Off and on we talk about shooting single shot or with a magazine and the effect it has on accuracy. Today I shot some targets with the magazine in my RAW HM1000x LRT at 40 yds. I was surprised to find that the JSB 15.89 gr Exact Jumbo Diabolo pellets were not doing well. They have been good in the past and they seemed not to be feeding smoothly like normal. Here are two groups. The magazine group only has 5 shots because I knew something was up. I will be taking the magazine apart to see what is up with it. I have shot the 15.89 JSB’s before with the magazine without problems. I usually shoot the JSB jumbo 25.39 Monster Diabolo pellets because they are more back yard friendly. The lighter pellets are quite a bit louder.
Here is a target showing the big difference with and without the magazine. I think the frist shot in the second group may have had some debris in the barrel or the moderator from the pellets that were deformed from the magazine.
Here is a bit of the same at 40 yards with the JSB 25.39 gr pellets. They loaded much smoother with the magazine than the 15.89 pellets though.
I just noticed that both the groups with the magazine shot more to the right and both groups single shot were a little to the left.
I also wanted to mention that one of the tins of JSB 25.39 Jumbo Monster Diabolo (REDESIGNED) pellets in my last order had a screw on lid Yippee. That may be old news I don’t remember.
Really. A screw on lid. Cool stuff. How about that.

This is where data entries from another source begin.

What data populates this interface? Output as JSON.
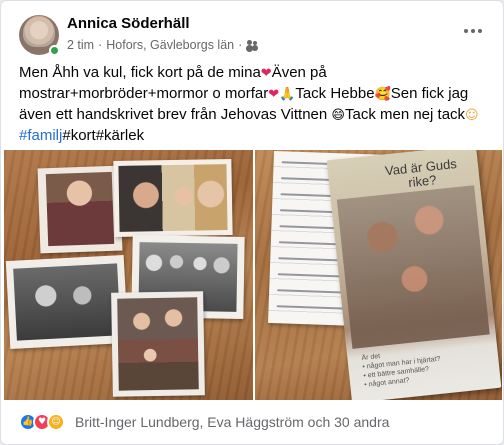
{
  "post": {
    "author": "Annica Söderhäll",
    "time": "2 tim",
    "location": "Hofors, Gävleborgs län",
    "text": {
      "segment1": "Men Åhh va kul, fick kort på de mina",
      "segment2": "Även på mostrar+morbröder+mormor o morfar",
      "segment3": "Tack Hebbe",
      "segment4": "Sen fick jag även ett handskrivet brev från Jehovas Vittnen ",
      "segment5": "Tack men nej tack",
      "hashtag1": "#familj",
      "hashtag2": "#kort",
      "hashtag3": "#kärlek"
    },
    "emojis": {
      "heart": "❤",
      "pray": "🙏",
      "smile_hearts": "🥰",
      "grin": "😄",
      "relieved": "☺"
    },
    "tract_title": "Vad är Guds rike?",
    "tract_small": "Är det\n• något man har i hjärtat?\n• ett bättre samhälle?\n• något annat?"
  },
  "reactions": {
    "names": "Britt-Inger Lundberg, Eva Häggström och 30 andra",
    "icons": [
      "like-icon",
      "love-icon",
      "care-icon"
    ]
  },
  "colors": {
    "link": "#216fdb",
    "secondary_text": "#65676b",
    "online": "#31a24c",
    "like": "#1877f2",
    "love": "#f33e58",
    "care": "#f7b125"
  }
}
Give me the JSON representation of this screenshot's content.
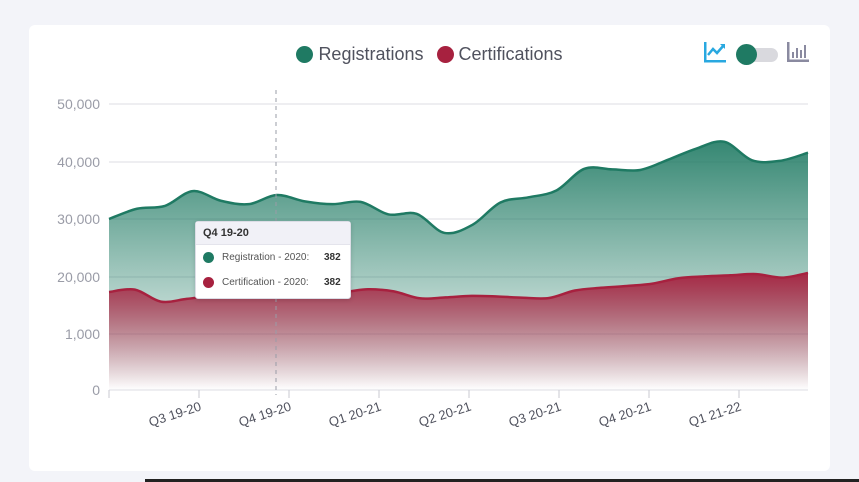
{
  "legend": [
    {
      "label": "Registrations",
      "color": "#1f7a63"
    },
    {
      "label": "Certifications",
      "color": "#a7213f"
    }
  ],
  "toolbar": {
    "line_chart_icon": "line-chart-icon",
    "bar_chart_icon": "bar-chart-icon",
    "accent_color": "#29a8e0",
    "toggle_color": "#1f7a63"
  },
  "tooltip": {
    "title": "Q4 19-20",
    "rows": [
      {
        "label": "Registration - 2020:",
        "value": "382",
        "color": "#1f7a63"
      },
      {
        "label": "Certification - 2020:",
        "value": "382",
        "color": "#a7213f"
      }
    ]
  },
  "chart_data": {
    "type": "area",
    "y_tick_labels": [
      "0",
      "1,000",
      "20,000",
      "30,000",
      "40,000",
      "50,000"
    ],
    "categories": [
      "Q3 19-20",
      "Q4 19-20",
      "Q1 20-21",
      "Q2 20-21",
      "Q3 20-21",
      "Q4 20-21",
      "Q1 21-22"
    ],
    "x": [
      0,
      0.25,
      0.5,
      0.75,
      1,
      1.25,
      1.5,
      1.75,
      2,
      2.25,
      2.5,
      2.75,
      3,
      3.25,
      3.5,
      3.75,
      4,
      4.25,
      4.5,
      4.75,
      5,
      5.25,
      5.5,
      5.75,
      6,
      6.25,
      6.5,
      6.75
    ],
    "series": [
      {
        "name": "Registrations",
        "color": "#1f7a63",
        "values": [
          30000,
          31800,
          32300,
          34900,
          33200,
          32600,
          34200,
          33100,
          32600,
          33000,
          30800,
          30900,
          27600,
          29000,
          32900,
          33800,
          35000,
          38800,
          38700,
          38600,
          40400,
          42300,
          43500,
          40300,
          40200,
          41600
        ]
      },
      {
        "name": "Certifications",
        "color": "#a7213f",
        "values": [
          15000,
          15800,
          11800,
          12700,
          13700,
          14200,
          15100,
          15800,
          15700,
          15000,
          15900,
          15200,
          12900,
          13200,
          13700,
          13500,
          13100,
          13000,
          15500,
          16400,
          17000,
          17800,
          19600,
          20100,
          20300,
          20500,
          19800,
          20700
        ]
      }
    ],
    "hover_index": 1,
    "grid": true,
    "legend_position": "top-center"
  }
}
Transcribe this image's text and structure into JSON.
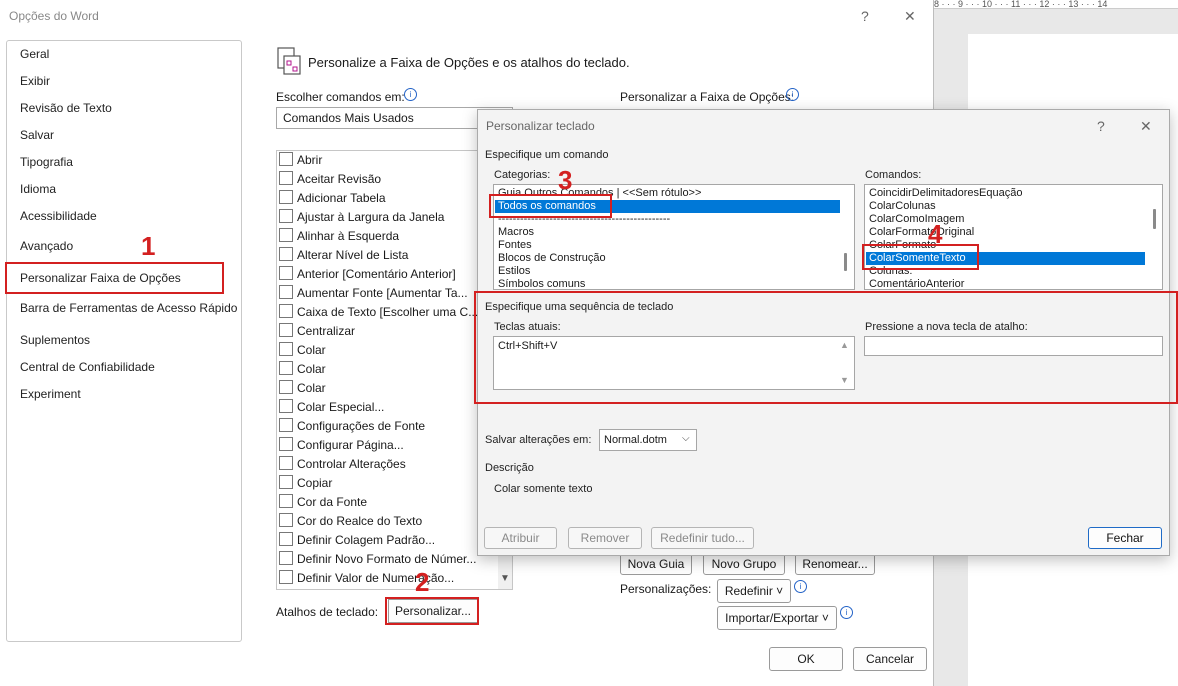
{
  "background": {
    "ruler_marks": "8 · · · 9 · · · 10 · · · 11 · · · 12 · · · 13 · · · 14"
  },
  "options_dialog": {
    "title": "Opções do Word",
    "help_glyph": "?",
    "close_glyph": "✕",
    "nav_items": [
      "Geral",
      "Exibir",
      "Revisão de Texto",
      "Salvar",
      "Tipografia",
      "Idioma",
      "Acessibilidade",
      "Avançado",
      "Personalizar Faixa de Opções",
      "Barra de Ferramentas de Acesso Rápido",
      "Suplementos",
      "Central de Confiabilidade",
      "Experiment"
    ],
    "heading": "Personalize a Faixa de Opções e os atalhos do teclado.",
    "choose_label": "Escolher comandos em:",
    "choose_value": "Comandos Mais Usados",
    "ribbon_label": "Personalizar a Faixa de Opções:",
    "commands": [
      "Abrir",
      "Aceitar Revisão",
      "Adicionar Tabela",
      "Ajustar à Largura da Janela",
      "Alinhar à Esquerda",
      "Alterar Nível de Lista",
      "Anterior [Comentário Anterior]",
      "Aumentar Fonte [Aumentar Ta...",
      "Caixa de Texto [Escolher uma C...",
      "Centralizar",
      "Colar",
      "Colar",
      "Colar",
      "Colar Especial...",
      "Configurações de Fonte",
      "Configurar Página...",
      "Controlar Alterações",
      "Copiar",
      "Cor da Fonte",
      "Cor do Realce do Texto",
      "Definir Colagem Padrão...",
      "Definir Novo Formato de Númer...",
      "Definir Valor de Numeração..."
    ],
    "shortcuts_label": "Atalhos de teclado:",
    "customize_button": "Personalizar...",
    "new_tab": "Nova Guia",
    "new_group": "Novo Grupo",
    "rename": "Renomear...",
    "customizations_label": "Personalizações:",
    "reset": "Redefinir ˅",
    "import_export": "Importar/Exportar ˅",
    "ok": "OK",
    "cancel": "Cancelar"
  },
  "keyboard_dialog": {
    "title": "Personalizar teclado",
    "help_glyph": "?",
    "close_glyph": "✕",
    "specify_command": "Especifique um comando",
    "categories_label": "Categorias:",
    "categories": [
      "Guia Outros Comandos | <<Sem rótulo>>",
      "Todos os comandos",
      "-----------------------------------------------",
      "Macros",
      "Fontes",
      "Blocos de Construção",
      "Estilos",
      "Símbolos comuns"
    ],
    "commands_label": "Comandos:",
    "commands": [
      "CoincidirDelimitadoresEquação",
      "ColarColunas",
      "ColarComoImagem",
      "ColarFormatoOriginal",
      "ColarFormato",
      "ColarSomenteTexto",
      "Colunas:",
      "ComentárioAnterior"
    ],
    "specify_sequence": "Especifique uma sequência de teclado",
    "current_keys_label": "Teclas atuais:",
    "current_keys": "Ctrl+Shift+V",
    "new_key_label": "Pressione a nova tecla de atalho:",
    "save_changes_label": "Salvar alterações em:",
    "save_changes_value": "Normal.dotm",
    "description_label": "Descrição",
    "description": "Colar somente texto",
    "assign": "Atribuir",
    "remove": "Remover",
    "reset_all": "Redefinir tudo...",
    "close": "Fechar"
  },
  "annotations": {
    "step1": "1",
    "step2": "2",
    "step3": "3",
    "step4": "4",
    "color": "#d32020"
  }
}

This post was flagged for some reason. It’s good now.
Thanks, I saw it had disappeared when I went to bed.
Here is a picture of the tin with the screw on lid. First one I have seen.
Not sure where I heard it from now,…. Here?, Shot Show reviews?, HAM site? or,.. “word on the street is”,…. but I (definitely) know I read it somewhere that JSB was going the screw on lid route.
I am sure though that there is still plenty of the old inventory out there that must be cleared out first.
Happy to see it at any rate,……….. Chris
Yep, I vaguely remember something about the JSB screw tops. I dumped a tin the other day and wished they had a scew top. They are the best pellets in most of my guns.
I will try to explain my rationale for more pumps especially at longer distances. One thing I have observed is that at longer distances the number of pumps makes more difference in accuracy. I have had good results with 4 or 5 pumps and bad results with 6 or 7 and then the best with 8 or 10 or more pumps depending on the gun and the distance. There are many variables that go into the accuracy equation, we discuss them all the time. Pellets, velocity, pressure strain on the reservoir, harmonics and on and on. One thing on a multi-pump that I think makes a significant difference is that as the number of pumps increases the difference in the pellet velocity decreases. At longer distances especially past 25 yards the difference in velocity with have a larger differnce in the POI and not just in the horizontal drop.
Here is the velocity verses pumps for todays Blue Streak from part 1 with the velocity differences.
Notice that the velocity difference gets smaller with more pumps. With most multi-pumps there is enough dead space on the piston stroke that the velocity with reach a peak with the velocity difference going to near zero. Also in general the velocity differnce with be greater for a series of 4 pumps than it will be for a series of 9 pumps for most guns.
Below is a chart that shows the valve pressure vs pumps for three different pump dead spaces using the Crosman 101 multi-pump. The dead space is based on an equivalent volume from a length of the pump cylinder. To max out at 400 psi a dead space of 0.285 inches is needed. For 800 psi it is 0.144 inches and for 1200 psi it is 0.095 inches.